REQUIRED WORK: Skip every image and restate the data word for word.

*** Opening EXCERPTED DATA ***

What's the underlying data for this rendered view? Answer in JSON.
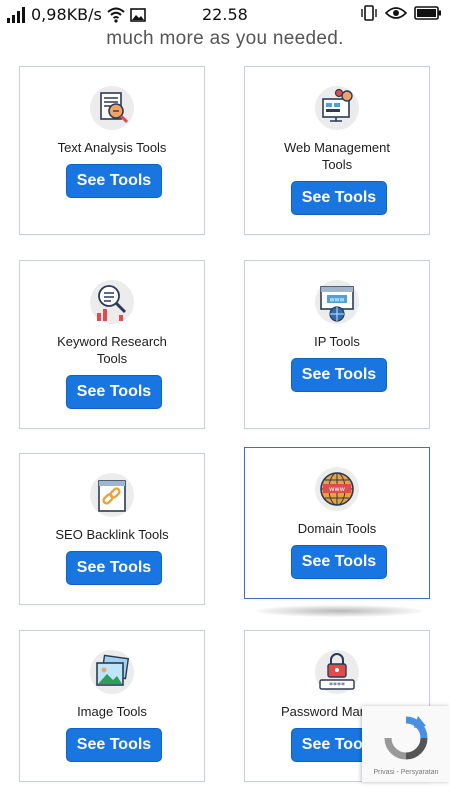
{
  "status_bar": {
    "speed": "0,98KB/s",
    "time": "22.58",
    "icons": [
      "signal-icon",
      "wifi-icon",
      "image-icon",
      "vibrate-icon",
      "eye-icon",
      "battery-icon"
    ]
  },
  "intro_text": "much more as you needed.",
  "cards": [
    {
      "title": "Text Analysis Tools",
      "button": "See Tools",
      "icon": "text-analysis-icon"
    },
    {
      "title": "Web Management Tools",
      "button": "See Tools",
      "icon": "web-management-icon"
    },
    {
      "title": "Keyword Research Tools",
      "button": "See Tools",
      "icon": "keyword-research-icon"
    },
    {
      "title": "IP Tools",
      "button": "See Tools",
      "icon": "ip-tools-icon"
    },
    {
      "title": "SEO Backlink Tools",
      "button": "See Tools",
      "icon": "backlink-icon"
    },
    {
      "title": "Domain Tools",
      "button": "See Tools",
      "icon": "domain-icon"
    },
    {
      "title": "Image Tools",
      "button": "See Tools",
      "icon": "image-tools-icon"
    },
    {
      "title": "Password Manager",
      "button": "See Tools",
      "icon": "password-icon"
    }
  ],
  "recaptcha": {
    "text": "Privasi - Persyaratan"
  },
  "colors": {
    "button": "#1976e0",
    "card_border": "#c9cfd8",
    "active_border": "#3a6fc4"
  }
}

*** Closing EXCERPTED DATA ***

COMPLETED TASK:
What's the underlying data for this rendered view? Answer in JSON.
{
  "status_bar": {
    "speed": "0,98KB/s",
    "time": "22.58",
    "icons": [
      "signal-icon",
      "wifi-icon",
      "image-icon",
      "vibrate-icon",
      "eye-icon",
      "battery-icon"
    ]
  },
  "intro_text": "much more as you needed.",
  "cards": [
    {
      "title": "Text Analysis Tools",
      "button": "See Tools",
      "icon": "text-analysis-icon"
    },
    {
      "title": "Web Management Tools",
      "button": "See Tools",
      "icon": "web-management-icon"
    },
    {
      "title": "Keyword Research Tools",
      "button": "See Tools",
      "icon": "keyword-research-icon"
    },
    {
      "title": "IP Tools",
      "button": "See Tools",
      "icon": "ip-tools-icon"
    },
    {
      "title": "SEO Backlink Tools",
      "button": "See Tools",
      "icon": "backlink-icon"
    },
    {
      "title": "Domain Tools",
      "button": "See Tools",
      "icon": "domain-icon"
    },
    {
      "title": "Image Tools",
      "button": "See Tools",
      "icon": "image-tools-icon"
    },
    {
      "title": "Password Manager",
      "button": "See Tools",
      "icon": "password-icon"
    }
  ],
  "recaptcha": {
    "text": "Privasi - Persyaratan"
  },
  "colors": {
    "button": "#1976e0",
    "card_border": "#c9cfd8",
    "active_border": "#3a6fc4"
  }
}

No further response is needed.